5 nutrition myths most people believe in Illustrative photo (Freepik)
Author: Maria Kholina

Healthy and balanced eating is crucial for one's well-being. However, there are some food myths that are completely at odds with reality, yet many people still believe in them, according to Schweizer Illustrierte.

Breaking the myths about nutrition is essential for a better understanding of dietary habits. Here are some myths you should be wary of.

Myth 1: Dark bread is healthier than white bread

Contrary to popular belief, the color of bread doesn't always indicate its healthiness. Many dark bread varieties achieve their color through additives like caramel rather than being made from whole grains like rye or whole wheat. It's important to read the ingredients list to ensure you're getting the nutritional benefits you seek.

Myth 2: All fats are harmful to the body

This statement oversimplifies the role of fats in our diet. While saturated fats found in fast foods can be detrimental to health, unsaturated fats present in foods like avocados and fish are essential for bodily functions. Like carbohydrates and proteins, fats play a crucial role in both physical and cognitive well-being.

Myth 3: Citrus fruits are the ultimate source of vitamin C

While citrus fruits like oranges and lemons are indeed rich in vitamin C, they are not the top contenders.
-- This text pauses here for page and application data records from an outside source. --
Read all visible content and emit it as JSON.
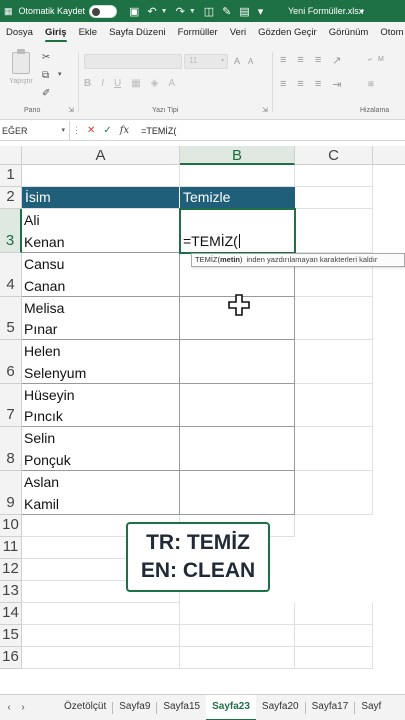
{
  "titlebar": {
    "autosave_label": "Otomatik Kaydet",
    "document_title": "Yeni Formüller.xlsx",
    "colors": {
      "brand": "#1e7145"
    }
  },
  "ribbon": {
    "tabs": [
      "Dosya",
      "Giriş",
      "Ekle",
      "Sayfa Düzeni",
      "Formüller",
      "Veri",
      "Gözden Geçir",
      "Görünüm",
      "Otom"
    ],
    "active_tab": "Giriş",
    "paste_label": "Yapıştır",
    "groups": {
      "clipboard": "Pano",
      "font": "Yazı Tipi",
      "alignment": "Hizalama"
    },
    "font_size": "11",
    "wrap_hint": "M"
  },
  "formula_bar": {
    "name_box": "EĞER",
    "fx_label": "fx",
    "formula": "=TEMİZ("
  },
  "grid": {
    "columns": [
      "A",
      "B",
      "C"
    ],
    "selected_column": "B",
    "rows": [
      "1",
      "2",
      "3",
      "4",
      "5",
      "6",
      "7",
      "8",
      "9",
      "10",
      "11",
      "12",
      "13",
      "14",
      "15",
      "16"
    ],
    "selected_row": "3",
    "table_header": {
      "col_a": "İsim",
      "col_b": "Temizle",
      "color": "#1f5f7a"
    },
    "data_rows": [
      {
        "row": "3",
        "lines": [
          "Ali",
          "Kenan"
        ]
      },
      {
        "row": "4",
        "lines": [
          "Cansu",
          "Canan"
        ]
      },
      {
        "row": "5",
        "lines": [
          "Melisa",
          "Pınar"
        ]
      },
      {
        "row": "6",
        "lines": [
          "Helen",
          "Selenyum"
        ]
      },
      {
        "row": "7",
        "lines": [
          "Hüseyin",
          "Pıncık"
        ]
      },
      {
        "row": "8",
        "lines": [
          "Selin",
          "Ponçuk"
        ]
      },
      {
        "row": "9",
        "lines": [
          "Aslan",
          "Kamil"
        ]
      }
    ],
    "active_cell_text": "=TEMİZ("
  },
  "tooltip": {
    "fn_name": "TEMİZ(",
    "arg": "metin",
    "close": ")",
    "description": "inden yazdırılamayan karakterleri kaldır"
  },
  "callout": {
    "line1": "TR: TEMİZ",
    "line2": "EN: CLEAN"
  },
  "sheet_tabs": {
    "tabs": [
      "Özetölçüt",
      "Sayfa9",
      "Sayfa15",
      "Sayfa23",
      "Sayfa20",
      "Sayfa17",
      "Sayf"
    ],
    "active": "Sayfa23"
  }
}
Peppers, particularly bell peppers, contain significantly higher levels of this essential nutrient. It's important to diversify your diet to ensure you're getting a wide range of vitamins and minerals.

Myth 4: Carbohydrates lead to obesity

The demonization of carbohydrates isn't entirely accurate. It's the type of carbohydrates that matters. Whole grains containing bran and germ provide lasting energy and aid in digestion, unlike refined carbohydrates found in white flour and sugar, which offer little nutritional value and can contribute to weight gain when consumed in excess.

Myth 5: Drinking two liters of water per day is a must

While staying hydrated is crucial for overall health, the "two-liter rule" isn't a one-size-fits-all solution. Factors like climate, physical activity, and individual body composition influence hydration needs.

A better approach is to listen to your body and drink according to thirst cues. A general guideline is to aim for approximately 30 milliliters of water per kilogram of body weight per day, but this can vary based on individual circumstances.